_Prompt_
All records below are to be set down exactly, each character intact.

_Given data_

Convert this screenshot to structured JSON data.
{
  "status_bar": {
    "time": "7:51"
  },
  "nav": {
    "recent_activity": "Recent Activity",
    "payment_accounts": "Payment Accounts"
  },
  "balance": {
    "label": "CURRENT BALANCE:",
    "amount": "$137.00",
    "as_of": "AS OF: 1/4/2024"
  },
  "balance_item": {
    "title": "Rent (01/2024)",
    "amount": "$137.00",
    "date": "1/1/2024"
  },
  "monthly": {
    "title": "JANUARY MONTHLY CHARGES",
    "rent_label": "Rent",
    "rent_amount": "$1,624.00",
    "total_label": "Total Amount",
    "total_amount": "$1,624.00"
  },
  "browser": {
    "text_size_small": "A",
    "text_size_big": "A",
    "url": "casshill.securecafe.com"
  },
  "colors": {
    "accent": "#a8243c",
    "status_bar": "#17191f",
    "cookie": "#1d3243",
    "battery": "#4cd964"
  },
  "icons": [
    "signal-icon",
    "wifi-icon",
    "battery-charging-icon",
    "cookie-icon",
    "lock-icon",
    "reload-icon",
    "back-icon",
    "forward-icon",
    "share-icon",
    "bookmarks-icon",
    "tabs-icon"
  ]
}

_Reply to the task_
Convert this screenshot to structured JSON data.
{
  "status_bar": {
    "time": "7:51"
  },
  "nav": {
    "recent_activity": "Recent Activity",
    "payment_accounts": "Payment Accounts"
  },
  "balance": {
    "label": "CURRENT BALANCE:",
    "amount": "$137.00",
    "as_of": "AS OF: 1/4/2024"
  },
  "balance_item": {
    "title": "Rent (01/2024)",
    "amount": "$137.00",
    "date": "1/1/2024"
  },
  "monthly": {
    "title": "JANUARY MONTHLY CHARGES",
    "rent_label": "Rent",
    "rent_amount": "$1,624.00",
    "total_label": "Total Amount",
    "total_amount": "$1,624.00"
  },
  "browser": {
    "text_size_small": "A",
    "text_size_big": "A",
    "url": "casshill.securecafe.com"
  },
  "colors": {
    "accent": "#a8243c",
    "status_bar": "#17191f",
    "cookie": "#1d3243",
    "battery": "#4cd964"
  },
  "icons": [
    "signal-icon",
    "wifi-icon",
    "battery-charging-icon",
    "cookie-icon",
    "lock-icon",
    "reload-icon",
    "back-icon",
    "forward-icon",
    "share-icon",
    "bookmarks-icon",
    "tabs-icon"
  ]
}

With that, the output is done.